Investors in Chipotle Mexican Grill (CMG) voted overwhelmingly on Thursday against the way the fast-food company compensates its senior executives.
During the Mexican food chain’s annual meeting in Denver, a stunning 77 percent of shareholders voted against ratifying the current executive compensation plan that had awarded more than $300 million to its founder Steve Ells and his co-chief, Montgomery F. Moran, in recent years.
The vote against the company-backed “say-on-pay” proposal, while advisory and non-binding, was the most profound shareholder rejection of any measures this year.
Chipotle is taking the rebuke “very seriously,” according to spokesman Chris Arnold.
“It has always been, and continues to be, a top priority that our compensation programs are driving the creation of shareholder value,” he said in a statement.
Big pension funds including Calpers, the NY City pension funds and the Florida State Board of Administration voted against the measure too.
The CtW Investment Group, which advises union-sponsored pension funds, applauded the vote against the famed burrito chain’s generous compensation plan that awarded $58 million to its co-CEOs last year alone.

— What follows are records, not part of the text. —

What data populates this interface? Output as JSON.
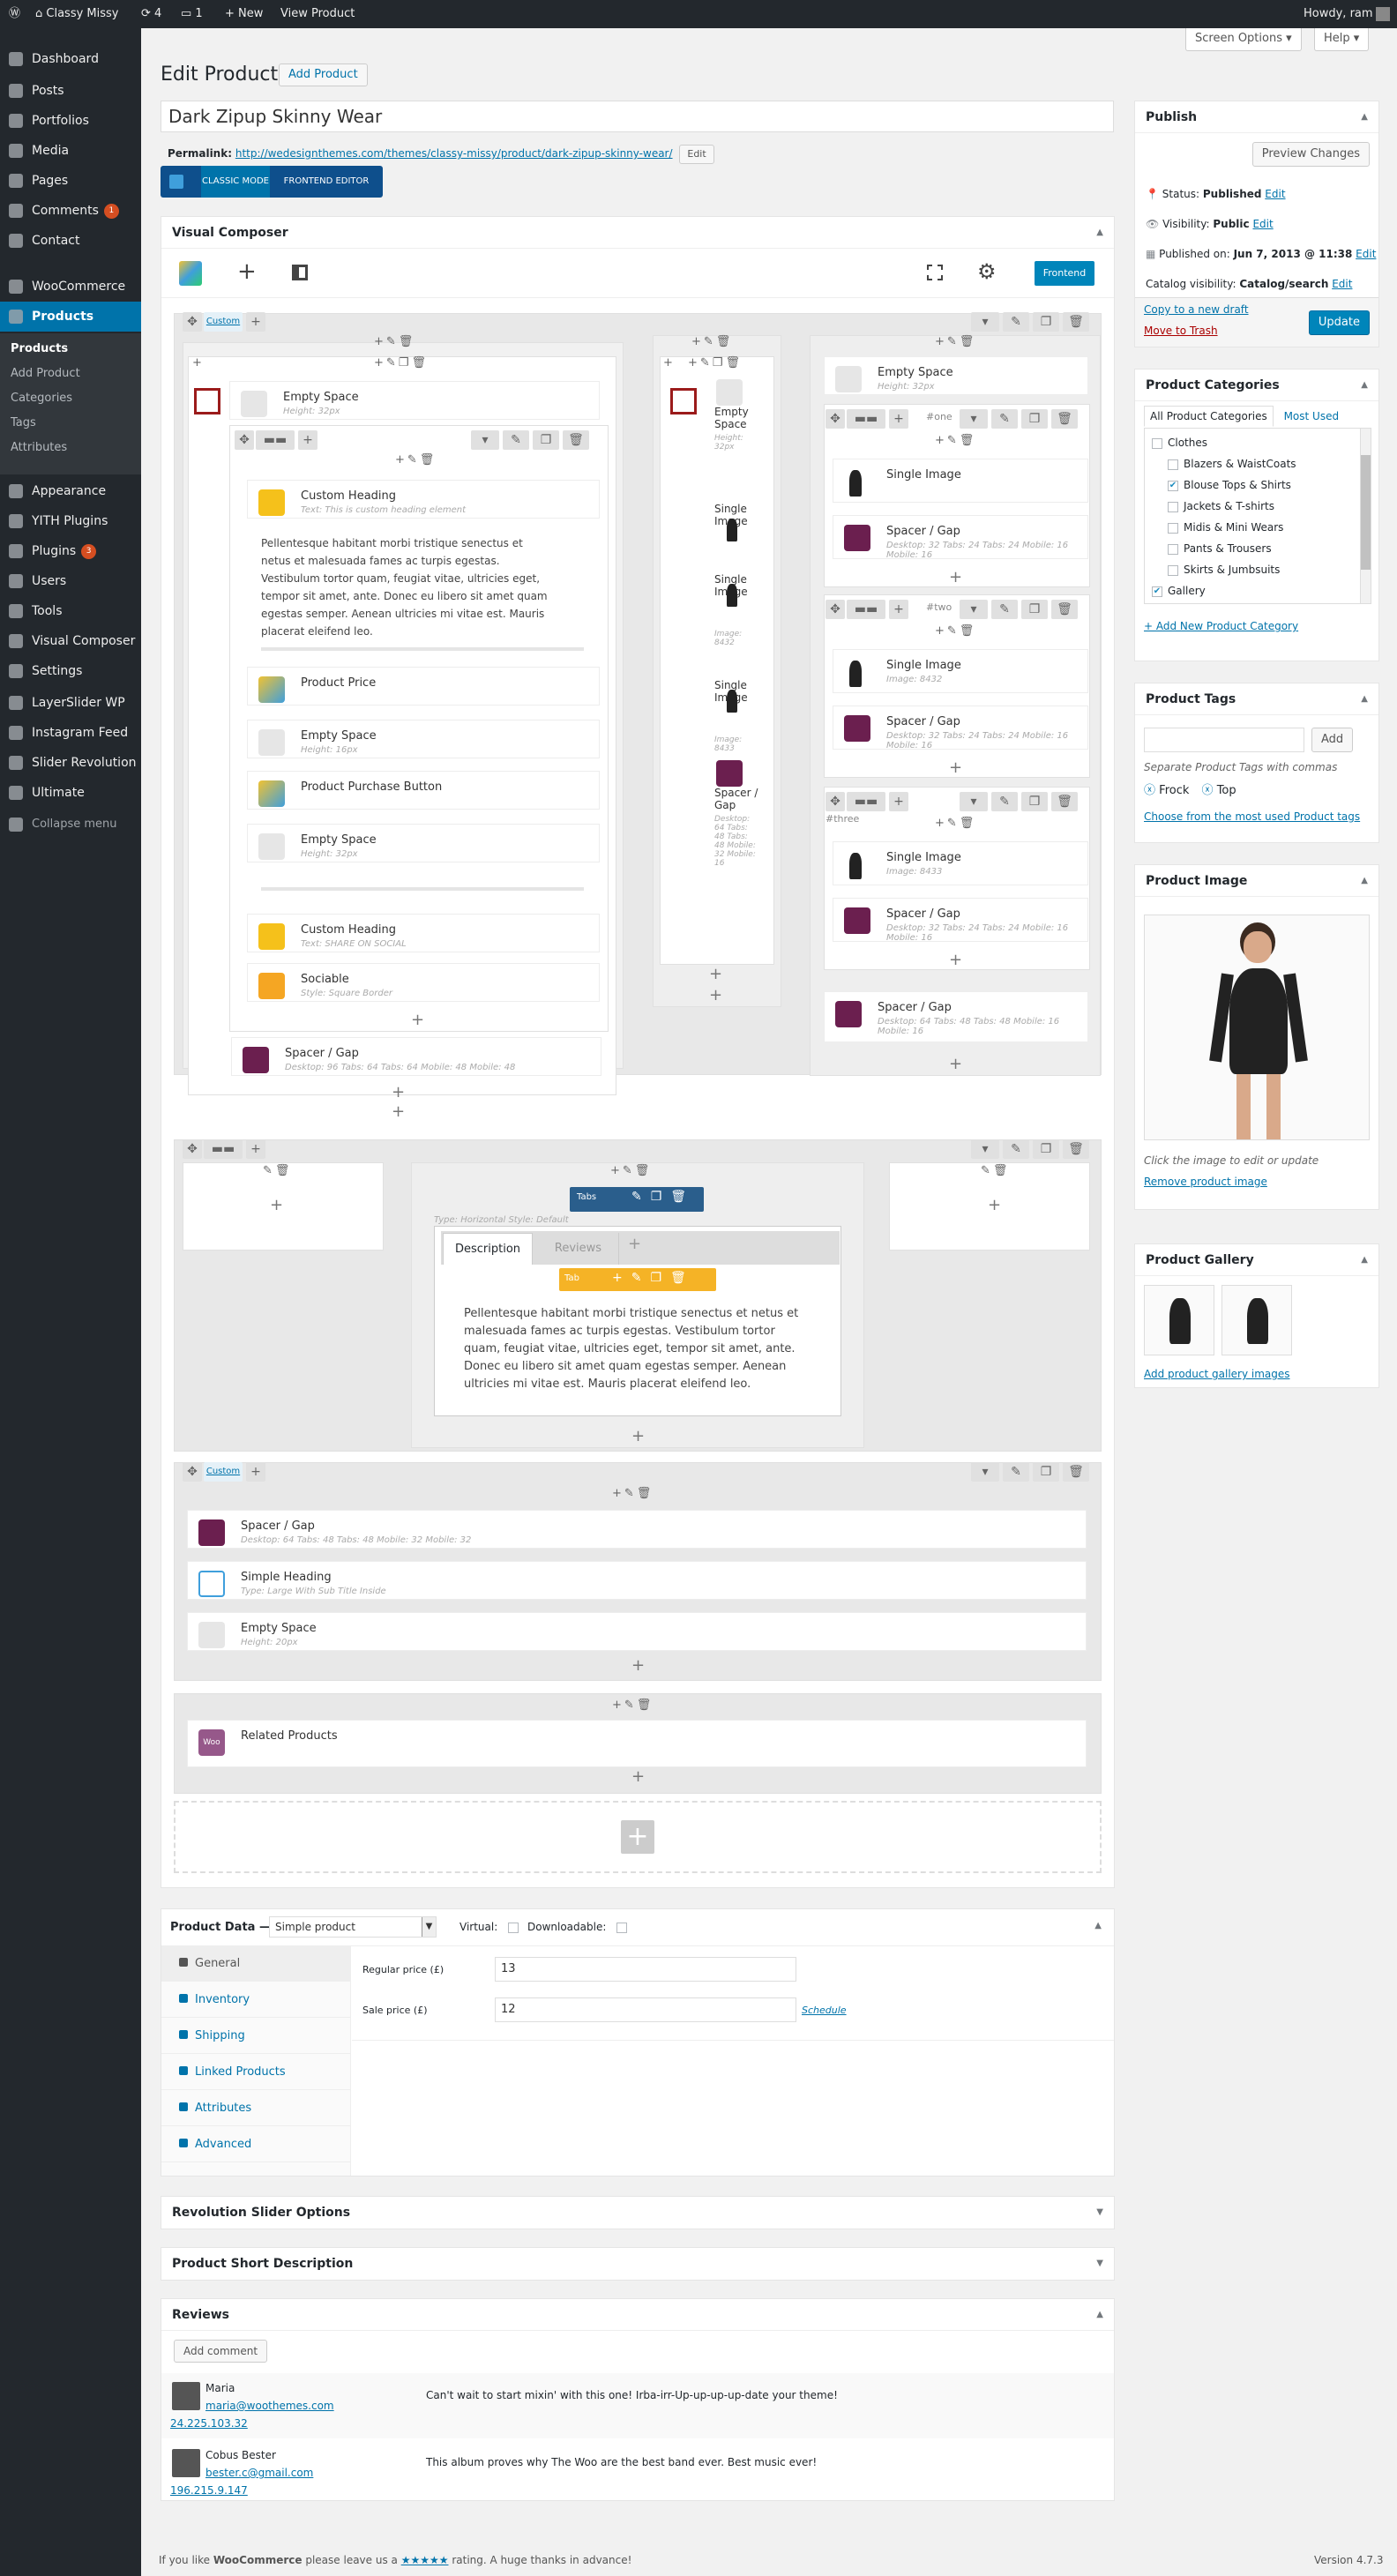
{
  "adminbar": {
    "site": "Classy Missy",
    "updates": "4",
    "comments": "1",
    "new": "New",
    "view": "View Product",
    "howdy": "Howdy, ram"
  },
  "menu": {
    "items": [
      {
        "label": "Dashboard",
        "icon": "dashboard-icon"
      },
      {
        "label": "Posts",
        "icon": "pin-icon"
      },
      {
        "label": "Portfolios",
        "icon": "portfolio-icon"
      },
      {
        "label": "Media",
        "icon": "media-icon"
      },
      {
        "label": "Pages",
        "icon": "page-icon"
      },
      {
        "label": "Comments",
        "icon": "comment-icon",
        "badge": "1"
      },
      {
        "label": "Contact",
        "icon": "mail-icon"
      },
      {
        "label": "WooCommerce",
        "icon": "woo-icon"
      },
      {
        "label": "Products",
        "icon": "products-icon"
      },
      {
        "label": "Appearance",
        "icon": "brush-icon"
      },
      {
        "label": "YITH Plugins",
        "icon": "yith-icon"
      },
      {
        "label": "Plugins",
        "icon": "plugin-icon",
        "badge": "3"
      },
      {
        "label": "Users",
        "icon": "users-icon"
      },
      {
        "label": "Tools",
        "icon": "tools-icon"
      },
      {
        "label": "Visual Composer",
        "icon": "vc-icon"
      },
      {
        "label": "Settings",
        "icon": "settings-icon"
      },
      {
        "label": "LayerSlider WP",
        "icon": "layers-icon"
      },
      {
        "label": "Instagram Feed",
        "icon": "instagram-icon"
      },
      {
        "label": "Slider Revolution",
        "icon": "refresh-icon"
      },
      {
        "label": "Ultimate",
        "icon": "ultimate-icon"
      },
      {
        "label": "Collapse menu",
        "icon": "collapse-icon"
      }
    ],
    "sub": [
      "Products",
      "Add Product",
      "Categories",
      "Tags",
      "Attributes"
    ]
  },
  "screen_options": "Screen Options",
  "help": "Help",
  "page": {
    "title": "Edit Product",
    "add": "Add Product",
    "post_title": "Dark Zipup Skinny Wear",
    "permalink_label": "Permalink:",
    "permalink": "http://wedesignthemes.com/themes/classy-missy/product/dark-zipup-skinny-wear/",
    "edit": "Edit",
    "classic": "CLASSIC MODE",
    "frontend_editor": "FRONTEND EDITOR"
  },
  "vc": {
    "title": "Visual Composer",
    "frontend": "Frontend",
    "custom": "Custom",
    "custom2": "Custom",
    "col1": [
      {
        "t": "Empty Space",
        "s": "Height: 32px"
      },
      {
        "t": "Custom Heading",
        "s": "Text: This is custom heading element"
      },
      {
        "t": "Product Price",
        "s": ""
      },
      {
        "t": "Empty Space",
        "s": "Height: 16px"
      },
      {
        "t": "Product Purchase Button",
        "s": ""
      },
      {
        "t": "Empty Space",
        "s": "Height: 32px"
      },
      {
        "t": "Custom Heading",
        "s": "Text: SHARE ON SOCIAL"
      },
      {
        "t": "Sociable",
        "s": "Style: Square Border"
      },
      {
        "t": "Spacer / Gap",
        "s": "Desktop: 96   Tabs: 64   Tabs: 64   Mobile: 48   Mobile: 48"
      }
    ],
    "lorem": "Pellentesque habitant morbi tristique senectus et netus et malesuada fames ac turpis egestas. Vestibulum tortor quam, feugiat vitae, ultricies eget, tempor sit amet, ante. Donec eu libero sit amet quam egestas semper. Aenean ultricies mi vitae est. Mauris placerat eleifend leo.",
    "col2": [
      {
        "t": "Empty Space",
        "s": "Height: 32px"
      },
      {
        "t": "Single Image",
        "s": ""
      },
      {
        "t": "Single Image",
        "s": "Image: 8432"
      },
      {
        "t": "Single Image",
        "s": "Image: 8433"
      },
      {
        "t": "Spacer / Gap",
        "s": "Desktop: 64 Tabs: 48 Tabs: 48 Mobile: 32 Mobile: 16"
      }
    ],
    "col3": [
      {
        "t": "Empty Space",
        "s": "Height: 32px"
      },
      {
        "t": "Single Image",
        "s": ""
      },
      {
        "t": "Spacer / Gap",
        "s": "Desktop: 32  Tabs: 24  Tabs: 24  Mobile: 16  Mobile: 16"
      },
      {
        "t": "Single Image",
        "s": "Image: 8432"
      },
      {
        "t": "Spacer / Gap",
        "s": "Desktop: 32  Tabs: 24  Tabs: 24  Mobile: 16  Mobile: 16"
      },
      {
        "t": "Single Image",
        "s": "Image: 8433"
      },
      {
        "t": "Spacer / Gap",
        "s": "Desktop: 32  Tabs: 24  Tabs: 24  Mobile: 16  Mobile: 16"
      },
      {
        "t": "Spacer / Gap",
        "s": "Desktop: 64  Tabs: 48  Tabs: 48  Mobile: 16  Mobile: 16"
      }
    ],
    "ids": [
      "#one",
      "#two",
      "#three"
    ],
    "tabs": {
      "label": "Tabs",
      "tab": "Tab",
      "style": "Type: Horizontal  Style: Default",
      "t1": "Description",
      "t2": "Reviews"
    },
    "row3": [
      {
        "t": "Spacer / Gap",
        "s": "Desktop: 64  Tabs: 48  Tabs: 48  Mobile: 32  Mobile: 32"
      },
      {
        "t": "Simple Heading",
        "s": "Type: Large With Sub Title Inside"
      },
      {
        "t": "Empty Space",
        "s": "Height: 20px"
      }
    ],
    "related": "Related Products",
    "woo": "Woo"
  },
  "publish": {
    "title": "Publish",
    "preview": "Preview Changes",
    "status_l": "Status:",
    "status": "Published",
    "visibility_l": "Visibility:",
    "visibility": "Public",
    "published_l": "Published on:",
    "published": "Jun 7, 2013 @ 11:38",
    "catalog_l": "Catalog visibility:",
    "catalog": "Catalog/search",
    "edit": "Edit",
    "copy": "Copy to a new draft",
    "trash": "Move to Trash",
    "update": "Update"
  },
  "cats": {
    "title": "Product Categories",
    "tab_all": "All Product Categories",
    "tab_used": "Most Used",
    "items": [
      {
        "l": "Clothes",
        "c": false
      },
      {
        "l": "Blazers & WaistCoats",
        "c": false
      },
      {
        "l": "Blouse Tops & Shirts",
        "c": true
      },
      {
        "l": "Jackets & T-shirts",
        "c": false
      },
      {
        "l": "Midis & Mini Wears",
        "c": false
      },
      {
        "l": "Pants & Trousers",
        "c": false
      },
      {
        "l": "Skirts & Jumbsuits",
        "c": false
      },
      {
        "l": "Gallery",
        "c": true
      }
    ],
    "add": "+ Add New Product Category"
  },
  "tags": {
    "title": "Product Tags",
    "add": "Add",
    "hint": "Separate Product Tags with commas",
    "t1": "Frock",
    "t2": "Top",
    "choose": "Choose from the most used Product tags"
  },
  "image": {
    "title": "Product Image",
    "hint": "Click the image to edit or update",
    "remove": "Remove product image"
  },
  "gallery": {
    "title": "Product Gallery",
    "add": "Add product gallery images"
  },
  "pdata": {
    "title": "Product Data —",
    "type": "Simple product",
    "virtual": "Virtual:",
    "download": "Downloadable:",
    "tabs": [
      "General",
      "Inventory",
      "Shipping",
      "Linked Products",
      "Attributes",
      "Advanced"
    ],
    "reg_l": "Regular price (£)",
    "reg": "13",
    "sale_l": "Sale price (£)",
    "sale": "12",
    "schedule": "Schedule"
  },
  "rev_slider": "Revolution Slider Options",
  "short_desc": "Product Short Description",
  "reviews": {
    "title": "Reviews",
    "add": "Add comment",
    "items": [
      {
        "name": "Maria",
        "email": "maria@woothemes.com",
        "ip": "24.225.103.32",
        "text": "Can't wait to start mixin' with this one! Irba-irr-Up-up-up-up-date your theme!"
      },
      {
        "name": "Cobus Bester",
        "email": "bester.c@gmail.com",
        "ip": "196.215.9.147",
        "text": "This album proves why The Woo are the best band ever. Best music ever!"
      }
    ]
  },
  "footer": {
    "pre": "If you like",
    "woo": "WooCommerce",
    "mid": "please leave us a",
    "stars": "★★★★★",
    "post": "rating. A huge thanks in advance!",
    "version": "Version 4.7.3"
  }
}
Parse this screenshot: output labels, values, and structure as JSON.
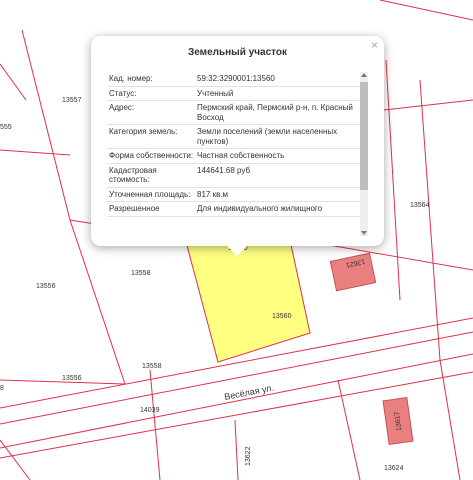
{
  "map": {
    "parcels": [
      "13557",
      "555",
      "13558",
      "13556",
      "13558",
      "13556",
      "13560",
      "13560",
      "13564",
      "13621",
      "14039",
      "13622",
      "13624",
      "8",
      "13617"
    ],
    "street": "Весёлая ул.",
    "colors": {
      "boundary": "#e0304a",
      "selected": "#ffff80",
      "building": "#ea7f7f"
    }
  },
  "popup": {
    "title": "Земельный участок",
    "close": "×",
    "rows": [
      {
        "key": "Кад. номер:",
        "value": "59:32:3290001:13560"
      },
      {
        "key": "Статус:",
        "value": "Учтенный"
      },
      {
        "key": "Адрес:",
        "value": "Пермский край, Пермский р-н, п. Красный Восход"
      },
      {
        "key": "Категория земель:",
        "value": "Земли поселений (земли населенных пунктов)"
      },
      {
        "key": "Форма собственности:",
        "value": "Частная собственность"
      },
      {
        "key": "Кадастровая стоимость:",
        "value": "144641.68 руб"
      },
      {
        "key": "Уточненная площадь:",
        "value": "817 кв.м"
      },
      {
        "key": "Разрешенное",
        "value": "Для индивидуального жилищного"
      }
    ]
  }
}
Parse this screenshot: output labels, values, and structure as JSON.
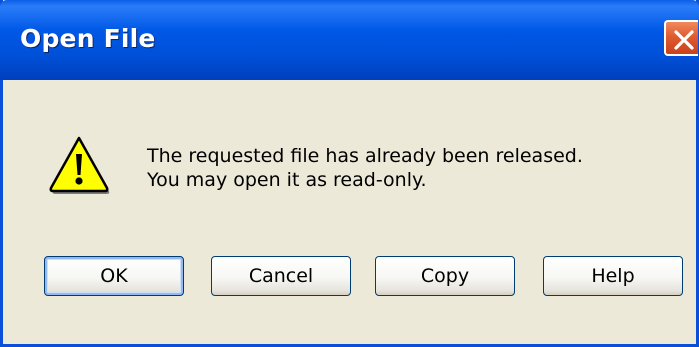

“With this overwhelming rejection of the pay plan by the Company’s owners, we expect our board to get to work reining in runaway executive pay at Chipotle,” Dieter Waizenegger, director of CtW Investment Group was quoted as saying by AFP, adding that “Chipotle’s unbalanced approach to human capital management poses unacceptable risks to shareholders.”
The Chipotle shareholder vote came as fast-food workers in Miami, New York and other cities have joined a national and world-wide walk out as they push for higher wages.
Shares in the $15.40 billion market cap company fell $8.40, or 1.67%, on Thursday to close at $495.92. They’re now up 34% on a y/y basis and off about 20% from their March $622.90 all-time high.